I’m as guilty of overwriting as anyone. (My first drafts are filled with cross outs and self-inflicted red ink wounds everywhere.) So I try to read my work aloud before submitting. I tell students reading a paper aloud before turning it into me will show them what I will read or what they “really wrote.” After all, how a prose piece sounds is how others read it. When proofing and reading my work aloud, if I stumble on a sentence, I shorten the sentence. If the work has set, or aged, for a couple months, and I find myself distracted by descriptions that I loved when I wrote them but now find distract me from the storyline or characters, I cut the description.

Thinking of Rick’s comment about stripping a piece prior to a reading, about Patterson’s sparse style, and about Leonard’s lesson (which, by the way, he says he didn’t fully grasp until 1983, well into his storied career), I’m left considering what needs to be in a work and what can be taken out. Less is usually more.


Vicki Delany said...

I read a James Patterson book once. Never again. It's worked for him, in my opinion, more because of marketing than quality of the writing. I like reading descriptive passages and emotion.

John R Corrigan said...

I'm with you. I love the language of SJ Rozan and James Lee Burke. But I also love the sparse works of Hemingway and Robert B. Parker.
The challenge is finding one's own balance.

Hannah Dennison said...

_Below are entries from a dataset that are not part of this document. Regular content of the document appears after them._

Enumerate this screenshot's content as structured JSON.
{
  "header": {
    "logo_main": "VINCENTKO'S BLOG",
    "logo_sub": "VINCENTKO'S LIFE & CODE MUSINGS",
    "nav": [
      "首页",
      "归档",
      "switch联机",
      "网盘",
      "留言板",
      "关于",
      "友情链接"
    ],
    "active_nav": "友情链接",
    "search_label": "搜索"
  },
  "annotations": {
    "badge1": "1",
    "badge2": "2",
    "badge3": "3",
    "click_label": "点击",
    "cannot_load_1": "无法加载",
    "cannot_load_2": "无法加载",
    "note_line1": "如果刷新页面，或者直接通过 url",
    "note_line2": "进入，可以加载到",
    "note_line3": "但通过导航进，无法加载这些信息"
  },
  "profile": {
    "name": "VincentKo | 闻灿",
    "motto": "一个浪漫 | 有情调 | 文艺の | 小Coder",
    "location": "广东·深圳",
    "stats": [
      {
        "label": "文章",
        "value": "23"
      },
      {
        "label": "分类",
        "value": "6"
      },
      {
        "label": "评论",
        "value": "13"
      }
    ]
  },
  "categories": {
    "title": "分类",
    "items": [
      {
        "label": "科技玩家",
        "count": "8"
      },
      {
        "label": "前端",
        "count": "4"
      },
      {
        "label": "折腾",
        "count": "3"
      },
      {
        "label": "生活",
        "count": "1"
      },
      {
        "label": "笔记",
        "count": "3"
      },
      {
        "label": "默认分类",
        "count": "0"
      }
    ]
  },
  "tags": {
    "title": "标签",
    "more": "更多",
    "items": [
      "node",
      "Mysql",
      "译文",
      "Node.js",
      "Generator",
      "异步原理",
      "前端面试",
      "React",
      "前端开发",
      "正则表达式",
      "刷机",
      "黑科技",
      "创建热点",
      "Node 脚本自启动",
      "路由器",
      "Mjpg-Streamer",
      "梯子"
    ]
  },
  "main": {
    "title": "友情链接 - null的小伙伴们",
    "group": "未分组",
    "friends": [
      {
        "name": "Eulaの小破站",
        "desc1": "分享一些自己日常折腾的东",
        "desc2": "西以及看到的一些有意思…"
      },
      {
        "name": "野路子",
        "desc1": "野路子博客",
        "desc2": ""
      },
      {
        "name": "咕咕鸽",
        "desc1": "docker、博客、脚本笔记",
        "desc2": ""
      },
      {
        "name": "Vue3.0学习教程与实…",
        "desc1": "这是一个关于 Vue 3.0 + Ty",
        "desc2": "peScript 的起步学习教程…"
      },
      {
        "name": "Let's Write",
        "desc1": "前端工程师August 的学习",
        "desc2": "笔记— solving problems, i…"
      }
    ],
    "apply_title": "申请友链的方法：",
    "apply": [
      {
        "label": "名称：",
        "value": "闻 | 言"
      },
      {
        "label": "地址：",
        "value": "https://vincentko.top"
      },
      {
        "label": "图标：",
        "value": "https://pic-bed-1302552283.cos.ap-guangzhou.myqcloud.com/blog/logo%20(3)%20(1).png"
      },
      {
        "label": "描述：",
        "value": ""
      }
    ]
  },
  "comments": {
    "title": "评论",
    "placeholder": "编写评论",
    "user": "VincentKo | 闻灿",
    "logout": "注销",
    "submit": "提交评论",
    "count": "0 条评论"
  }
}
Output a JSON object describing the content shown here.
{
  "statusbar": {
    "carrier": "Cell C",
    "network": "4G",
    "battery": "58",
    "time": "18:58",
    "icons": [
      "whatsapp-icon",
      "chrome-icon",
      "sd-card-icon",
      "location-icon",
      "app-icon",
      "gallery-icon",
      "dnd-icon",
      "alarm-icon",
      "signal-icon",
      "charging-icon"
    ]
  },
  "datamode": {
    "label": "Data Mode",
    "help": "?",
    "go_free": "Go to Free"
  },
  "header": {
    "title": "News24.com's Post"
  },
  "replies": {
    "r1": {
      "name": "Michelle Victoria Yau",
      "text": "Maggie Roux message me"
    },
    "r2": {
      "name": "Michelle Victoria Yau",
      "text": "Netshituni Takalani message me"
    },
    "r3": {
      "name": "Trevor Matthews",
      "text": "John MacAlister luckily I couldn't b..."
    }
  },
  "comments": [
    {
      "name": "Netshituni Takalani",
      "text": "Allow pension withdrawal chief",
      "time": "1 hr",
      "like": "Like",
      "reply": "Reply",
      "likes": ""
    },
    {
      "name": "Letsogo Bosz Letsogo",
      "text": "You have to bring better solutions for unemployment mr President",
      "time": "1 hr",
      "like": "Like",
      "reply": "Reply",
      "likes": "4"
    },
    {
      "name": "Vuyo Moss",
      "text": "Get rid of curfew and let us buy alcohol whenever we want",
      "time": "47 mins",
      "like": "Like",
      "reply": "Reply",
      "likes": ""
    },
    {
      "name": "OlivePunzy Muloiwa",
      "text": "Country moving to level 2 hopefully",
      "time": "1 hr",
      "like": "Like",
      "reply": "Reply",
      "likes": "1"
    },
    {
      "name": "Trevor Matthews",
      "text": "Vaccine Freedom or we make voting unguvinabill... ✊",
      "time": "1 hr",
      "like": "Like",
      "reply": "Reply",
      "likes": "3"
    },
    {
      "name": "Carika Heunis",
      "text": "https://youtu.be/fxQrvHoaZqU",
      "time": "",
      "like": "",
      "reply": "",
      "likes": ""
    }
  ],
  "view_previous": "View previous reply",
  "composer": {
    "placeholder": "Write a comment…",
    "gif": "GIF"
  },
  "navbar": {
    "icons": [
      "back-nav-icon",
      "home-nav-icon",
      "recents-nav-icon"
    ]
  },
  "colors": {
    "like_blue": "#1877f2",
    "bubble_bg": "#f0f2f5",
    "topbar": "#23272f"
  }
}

Such great advice! It's only recently I started chopping out bits of my chapter when reading aloud. I could sense the audience dropping off to sleep in the longer, more descriptive passages. At home though, I always read my work aloud - it's amazing how many repetitions I catch or phrases that don't make sense.
Wish I'd known all this years ago!